FSIN Chief Bobby Cameron said Friday that his organization will stand up for "inherent and treaty rights" of Indigenous people regardless of the issue.
"Treaties are above provincial law, they are international law," said Cameron.
Earlier this week FSIN Vice-Chief Heather Bear said the trespassing law showed, "deep disrespect here for treaty and inherent rights."
Morgan said on Wednesday the government has obtained legal opinions stating requiring someone to obtain permission to enter private property is "legal and is valid and does not interfere with existing treaty rights."
"There is no duty to consult on something that does not interfere with or affect treaty rights," Morgan said Tuesday.
NDP calls FSIN-government relationship 'fractured'
The FSIN and the province have not seen eye-to-eye on several issues recently.
"It's been challenging to say the least with all of the different laws, policies and legislation the provincial government is looking to enforce," Cameron said Friday.
Earlier this week Morgan and other government officials met with members of the Muscowpetung First Nation about an unlicensed cannabis store there. The two sides are in disagreement over jurisdiction to sell cannabis.
Earlier this year Cameron attended and defended the protesters at the the Justice For Our Stolen Children camp, which stayed up for 197 days in Wascana Park.
On Thursday, NDP leader Ryan Meili was critical of Premier Scott Moe's decision not to visit the camp.
"It would have been a very simple thing to go and sit in the teepee and chat," Meili said.
In June, the province issued an eviction notice to the protesters, which led to Regina police arresting six protesters. In July, several cabinet ministers attended a meeting with protesters and Indigenous leaders in Fort Qu'Appelle. The two sides met in court in August and a judge ordered the camp to be taken down in September.
"There is a real fracture in that relationship and that is a very dangerous for this province.
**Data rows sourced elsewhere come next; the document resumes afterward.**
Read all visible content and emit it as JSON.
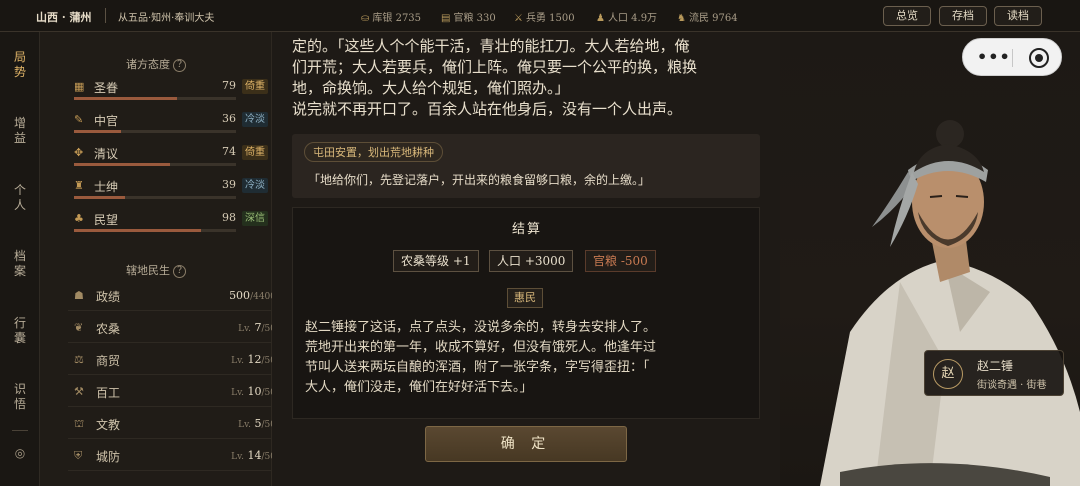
{
  "topbar": {
    "region": "山西 · 蒲州",
    "rank": "从五品·知州·奉训大夫",
    "stats": [
      {
        "icon": "treasury-icon",
        "glyph": "⛀",
        "label": "库银",
        "value": "2735"
      },
      {
        "icon": "grain-icon",
        "glyph": "▤",
        "label": "官粮",
        "value": "330"
      },
      {
        "icon": "soldier-icon",
        "glyph": "⚔",
        "label": "兵勇",
        "value": "1500"
      },
      {
        "icon": "population-icon",
        "glyph": "♟",
        "label": "人口",
        "value": "4.9万"
      },
      {
        "icon": "refugee-icon",
        "glyph": "♞",
        "label": "流民",
        "value": "9764"
      }
    ],
    "buttons": {
      "overview": "总览",
      "save": "存档",
      "load": "读档"
    }
  },
  "vnav": {
    "items": [
      "局势",
      "增益",
      "个人",
      "档案",
      "行囊",
      "识悟"
    ],
    "settings_glyph": "◎"
  },
  "factions": {
    "title": "诸方态度",
    "help": "?",
    "items": [
      {
        "icon": "scroll-icon",
        "glyph": "▦",
        "name": "圣眷",
        "value": "79",
        "tag": "倚重",
        "tag_type": "heavy",
        "level": 0.79
      },
      {
        "icon": "eunuch-icon",
        "glyph": "✎",
        "name": "中官",
        "value": "36",
        "tag": "冷淡",
        "tag_type": "cold",
        "level": 0.36
      },
      {
        "icon": "scholar-icon",
        "glyph": "✥",
        "name": "清议",
        "value": "74",
        "tag": "倚重",
        "tag_type": "heavy",
        "level": 0.74
      },
      {
        "icon": "gentry-icon",
        "glyph": "♜",
        "name": "士绅",
        "value": "39",
        "tag": "冷淡",
        "tag_type": "cold",
        "level": 0.39
      },
      {
        "icon": "people-icon",
        "glyph": "♣",
        "name": "民望",
        "value": "98",
        "tag": "深信",
        "tag_type": "trust",
        "level": 0.98
      }
    ]
  },
  "governance": {
    "title": "辖地民生",
    "help": "?",
    "items": [
      {
        "icon": "politics-icon",
        "glyph": "☗",
        "name": "政绩",
        "value": "500",
        "suffix": "/4400",
        "prefix": ""
      },
      {
        "icon": "farming-icon",
        "glyph": "❦",
        "name": "农桑",
        "value": "7",
        "suffix": "/50",
        "prefix": "Lv."
      },
      {
        "icon": "commerce-icon",
        "glyph": "⚖",
        "name": "商贸",
        "value": "12",
        "suffix": "/50",
        "prefix": "Lv."
      },
      {
        "icon": "craft-icon",
        "glyph": "⚒",
        "name": "百工",
        "value": "10",
        "suffix": "/50",
        "prefix": "Lv."
      },
      {
        "icon": "education-icon",
        "glyph": "⛫",
        "name": "文教",
        "value": "5",
        "suffix": "/50",
        "prefix": "Lv."
      },
      {
        "icon": "defense-icon",
        "glyph": "⛨",
        "name": "城防",
        "value": "14",
        "suffix": "/50",
        "prefix": "Lv."
      }
    ]
  },
  "story": {
    "lines": [
      "定的。「这些人个个能干活，青壮的能扛刀。大人若给地，俺",
      "们开荒；大人若要兵，俺们上阵。俺只要一个公平的换，粮换",
      "地，命换饷。大人给个规矩，俺们照办。」",
      "说完就不再开口了。百余人站在他身后，没有一个人出声。"
    ],
    "choice_tag": "屯田安置，划出荒地耕种",
    "choice_quote": "「地给你们，先登记落户，开出来的粮食留够口粮，余的上缴。」"
  },
  "settlement": {
    "title": "结算",
    "chips": [
      {
        "label": "农桑等级 +1",
        "kind": "pos"
      },
      {
        "label": "人口 +3000",
        "kind": "pos"
      },
      {
        "label": "官粮 -500",
        "kind": "neg"
      }
    ],
    "badge": "惠民",
    "text_lines": [
      "赵二锤接了这话，点了点头，没说多余的，转身去安排人了。",
      "荒地开出来的第一年，收成不算好，但没有饿死人。他逢年过",
      "节叫人送来两坛自酿的浑酒，附了一张字条，字写得歪扭：「",
      "大人，俺们没走，俺们在好好活下去。」"
    ],
    "confirm": "确 定"
  },
  "npc": {
    "seal": "赵",
    "name": "赵二锤",
    "title": "街谈奇遇 · 街巷"
  },
  "capsule": {
    "more": "•••"
  }
}
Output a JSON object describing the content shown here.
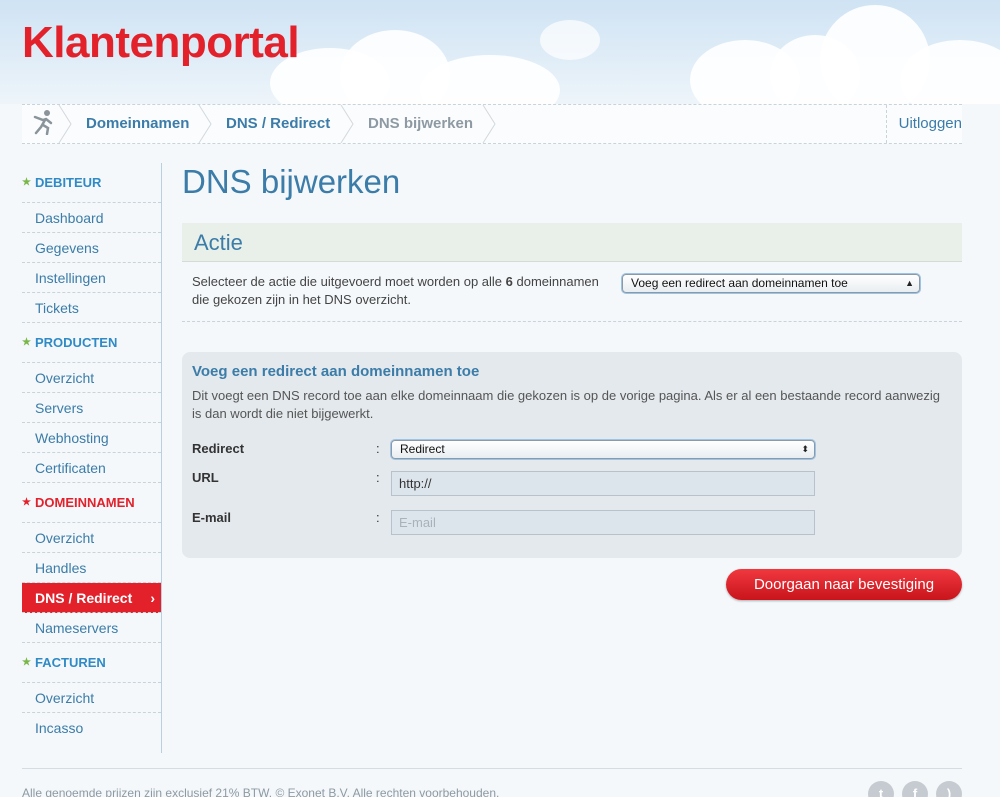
{
  "brand": {
    "logo": "Klantenportal",
    "accent": "#e2212b",
    "link": "#3b7ca8"
  },
  "breadcrumb": {
    "home_icon": "runner-icon",
    "items": [
      "Domeinnamen",
      "DNS / Redirect",
      "DNS bijwerken"
    ],
    "logout": "Uitloggen"
  },
  "sidebar": {
    "sections": [
      {
        "title": "DEBITEUR",
        "items": [
          "Dashboard",
          "Gegevens",
          "Instellingen",
          "Tickets"
        ]
      },
      {
        "title": "PRODUCTEN",
        "items": [
          "Overzicht",
          "Servers",
          "Webhosting",
          "Certificaten"
        ]
      },
      {
        "title": "DOMEINNAMEN",
        "items": [
          "Overzicht",
          "Handles",
          "DNS / Redirect",
          "Nameservers"
        ]
      },
      {
        "title": "FACTUREN",
        "items": [
          "Overzicht",
          "Incasso"
        ]
      }
    ],
    "active": "DNS / Redirect"
  },
  "main": {
    "title": "DNS bijwerken",
    "action": {
      "heading": "Actie",
      "text_pre": "Selecteer de actie die uitgevoerd moet worden op alle ",
      "count": "6",
      "text_post": " domeinnamen die gekozen zijn in het DNS overzicht.",
      "selected": "Voeg een redirect aan domeinnamen toe"
    },
    "form": {
      "title": "Voeg een redirect aan domeinnamen toe",
      "description": "Dit voegt een DNS record toe aan elke domeinnaam die gekozen is op de vorige pagina. Als er al een bestaande record aanwezig is dan wordt die niet bijgewerkt.",
      "redirect_label": "Redirect",
      "redirect_value": "Redirect",
      "url_label": "URL",
      "url_value": "http://",
      "email_label": "E-mail",
      "email_placeholder": "E-mail",
      "colon": ":"
    },
    "submit": "Doorgaan naar bevestiging"
  },
  "footer": {
    "text": "Alle genoemde prijzen zijn exclusief 21% BTW. © Exonet B.V. Alle rechten voorbehouden.",
    "social": [
      "twitter-icon",
      "facebook-icon",
      "rss-icon"
    ]
  }
}
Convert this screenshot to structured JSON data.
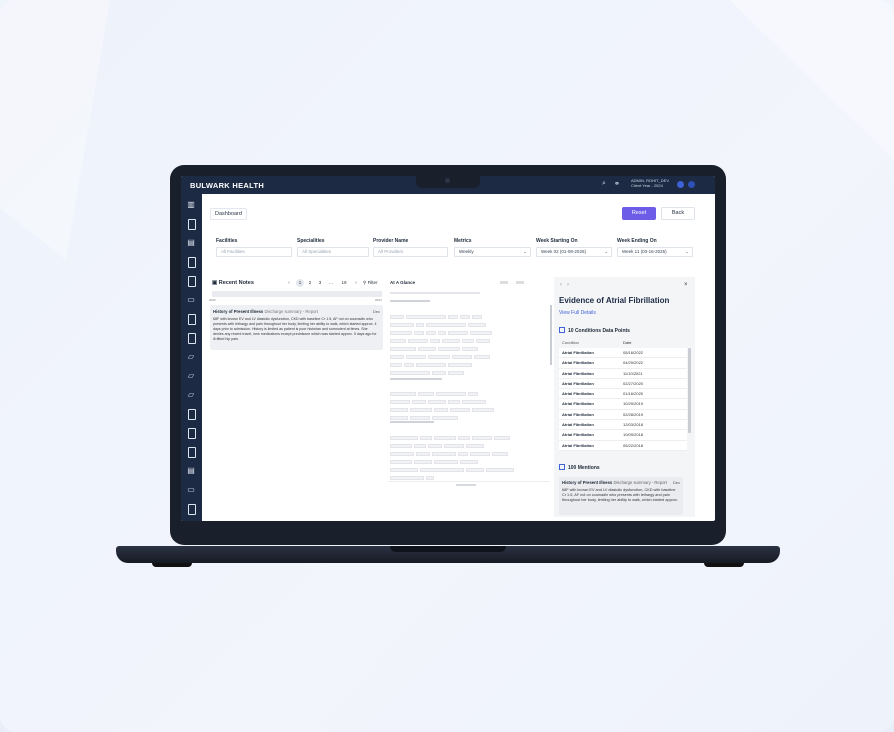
{
  "app": {
    "brand": "BULWARK HEALTH",
    "user_line1": "ADMIN, ROHIT_DEV",
    "user_line2": "Client Year - 2024"
  },
  "header": {
    "breadcrumb": "Dashboard",
    "reset_label": "Reset",
    "back_label": "Back"
  },
  "filters": [
    {
      "label": "Facilities",
      "value": "All Facilities",
      "selected": false
    },
    {
      "label": "Specialities",
      "value": "All Specialities",
      "selected": false
    },
    {
      "label": "Provider Name",
      "value": "All Providers",
      "selected": false
    },
    {
      "label": "Metrics",
      "value": "Weekly",
      "selected": true
    },
    {
      "label": "Week Starting On",
      "value": "Week 02 (01-08-2025)",
      "selected": true
    },
    {
      "label": "Week Ending On",
      "value": "Week 11 (03-16-2025)",
      "selected": true
    }
  ],
  "recent_notes": {
    "title": "Recent Notes",
    "pages": [
      "1",
      "2",
      "3",
      "...",
      "19"
    ],
    "filter_label": "Filter",
    "year_start": "2022",
    "year_end": "2024",
    "note": {
      "heading": "History of Present Illness",
      "subheading": "Discharge summary - Report",
      "date": "Dec",
      "body": "68F with known EV and LV diastolic dysfunction, CKD with baseline Cr 1.5, AF not on coumadin who presents with lethargy and pain throughout her body, limiting her ability to walk, which started approx. 4 days prior to admission. History is limited as patient is poor historian and somnolent at times. She denies any recent travel, new medications except prednisone which was started approx. 5 days ago for ill-fitted hip pain."
    }
  },
  "at_a_glance": {
    "title": "At A Glance"
  },
  "evidence": {
    "title": "Evidence of Atrial Fibrillation",
    "view_full": "View Full Details",
    "data_points_heading": "10 Conditions Data Points",
    "columns": [
      "Condition",
      "Date"
    ],
    "rows": [
      [
        "Atrial Fibrillation",
        "05/16/2022"
      ],
      [
        "Atrial Fibrillation",
        "04/29/2022"
      ],
      [
        "Atrial Fibrillation",
        "11/10/2021"
      ],
      [
        "Atrial Fibrillation",
        "02/27/2020"
      ],
      [
        "Atrial Fibrillation",
        "01/16/2020"
      ],
      [
        "Atrial Fibrillation",
        "10/29/2019"
      ],
      [
        "Atrial Fibrillation",
        "02/28/2019"
      ],
      [
        "Atrial Fibrillation",
        "12/03/2018"
      ],
      [
        "Atrial Fibrillation",
        "10/09/2018"
      ],
      [
        "Atrial Fibrillation",
        "05/22/2018"
      ]
    ],
    "mentions_heading": "100 Mentions",
    "mention": {
      "heading": "History of Present Illness",
      "subheading": "Discharge summary - Report",
      "date": "Dec",
      "body": "68F with known EV and LV diastolic dysfunction, CKD with baseline Cr 1.5, AF not on coumadin who presents with lethargy and pain throughout her body, limiting her ability to walk, which started approx."
    }
  }
}
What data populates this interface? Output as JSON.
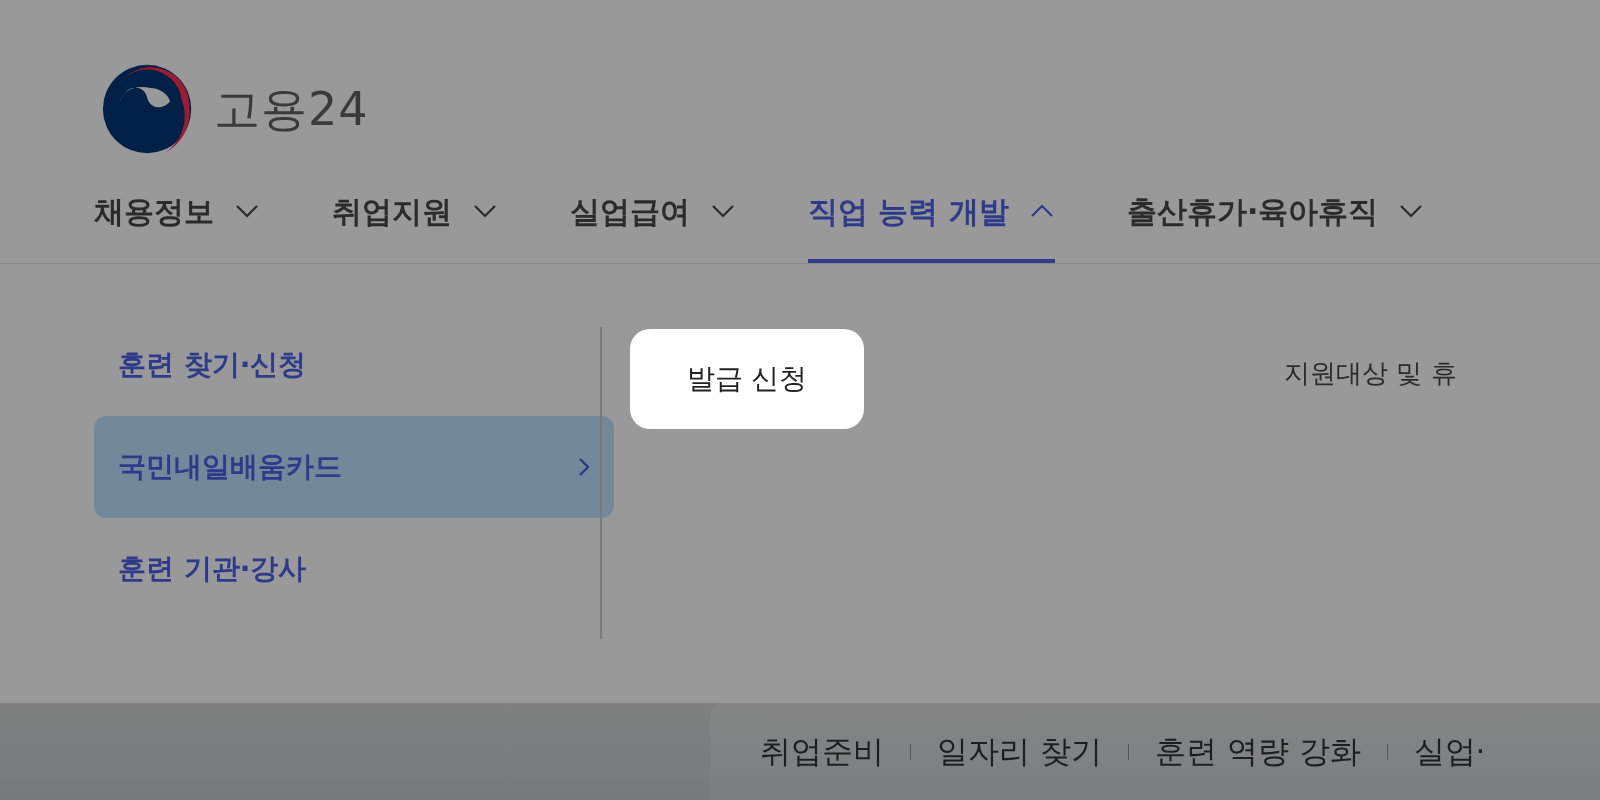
{
  "header": {
    "logo_text": "고용24"
  },
  "nav": [
    {
      "label": "채용정보",
      "selected": false,
      "expanded": false
    },
    {
      "label": "취업지원",
      "selected": false,
      "expanded": false
    },
    {
      "label": "실업급여",
      "selected": false,
      "expanded": false
    },
    {
      "label": "직업 능력 개발",
      "selected": true,
      "expanded": true
    },
    {
      "label": "출산휴가·육아휴직",
      "selected": false,
      "expanded": false
    }
  ],
  "submenu": [
    {
      "label": "훈련 찾기·신청",
      "selected": false
    },
    {
      "label": "국민내일배움카드",
      "selected": true
    },
    {
      "label": "훈련 기관·강사",
      "selected": false
    }
  ],
  "panel": {
    "button": "발급 신청",
    "text": "지원대상 및 휴"
  },
  "footer_links": [
    "취업준비",
    "일자리 찾기",
    "훈련 역량 강화",
    "실업·"
  ]
}
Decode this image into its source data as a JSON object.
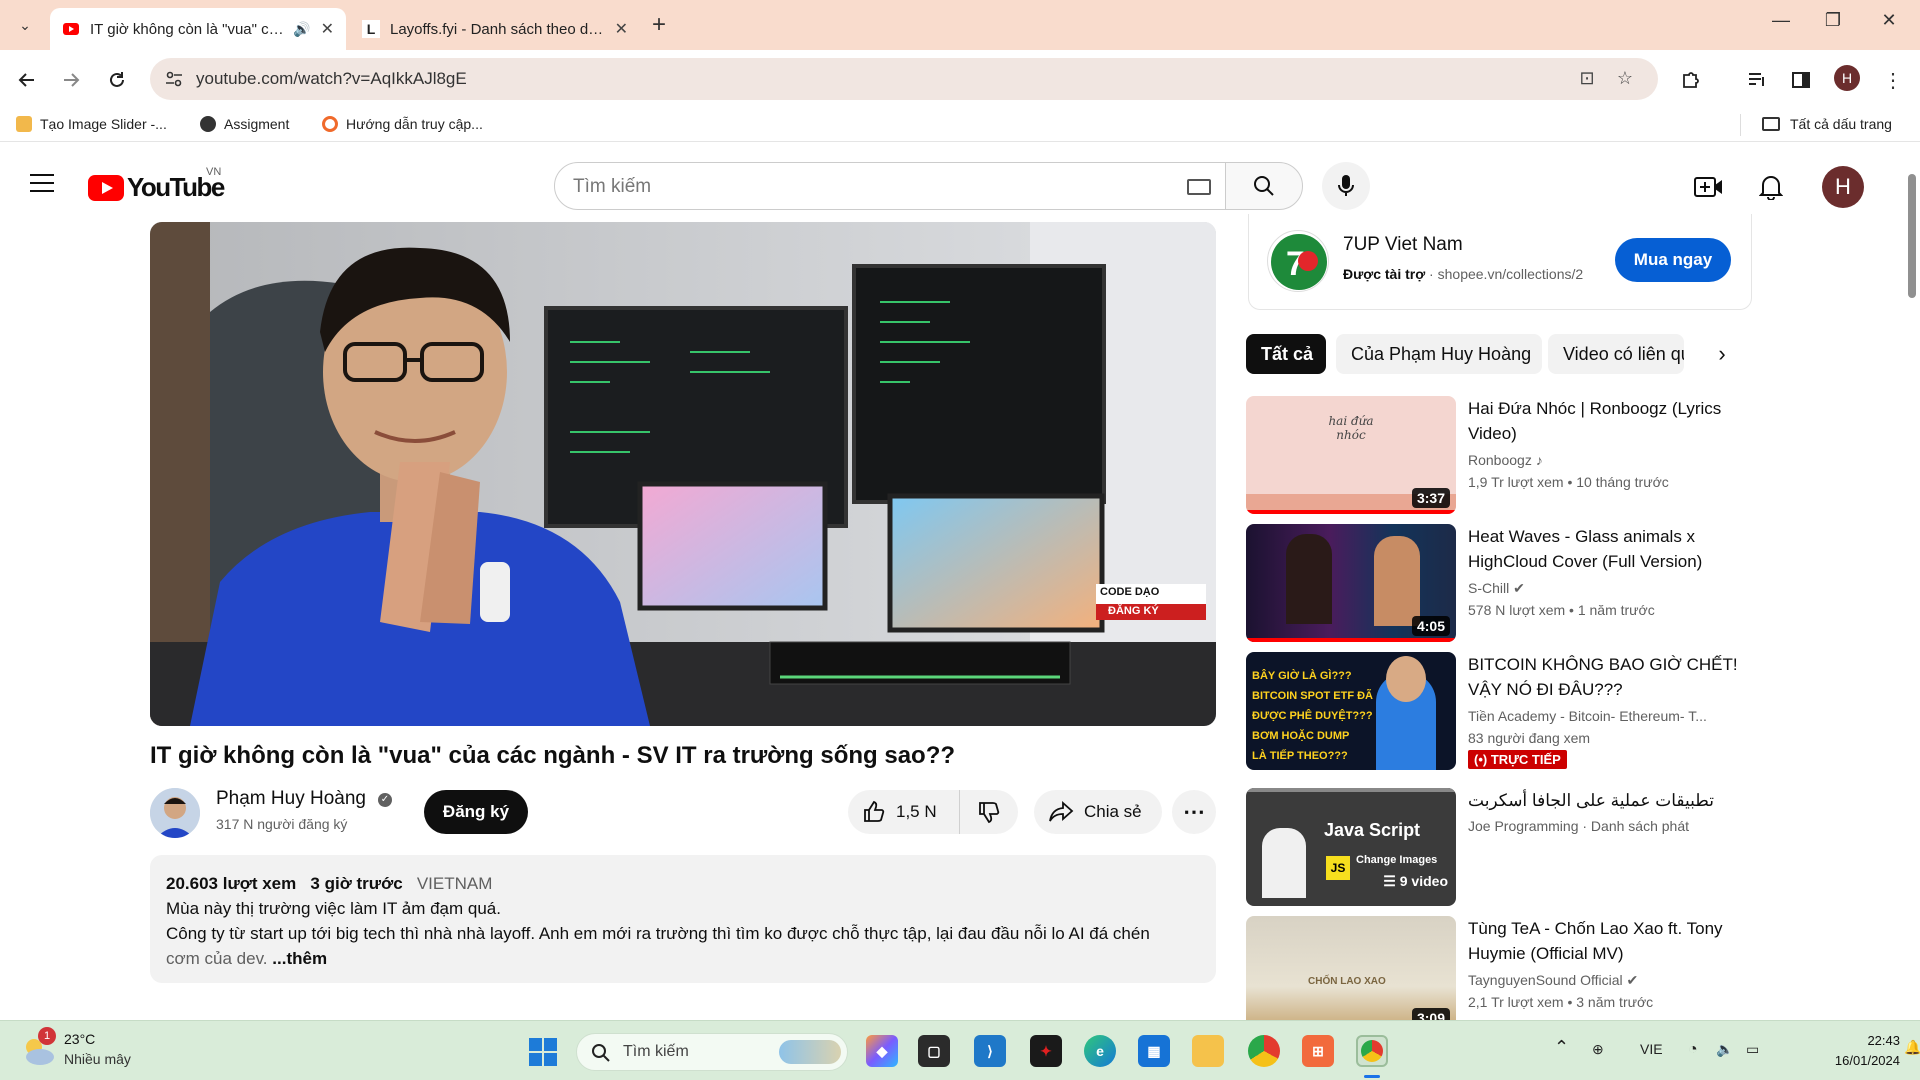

We need to be building the relationship between Indigenous leadership and provincial leadership," said Meili.
Meili said giving conservation officers "heavier arms" and the introduction of the trespassing legislation have sent "threatening messages to Indigenous people."
"They're going ahead with all sorts of changes without any consultation," Meili said.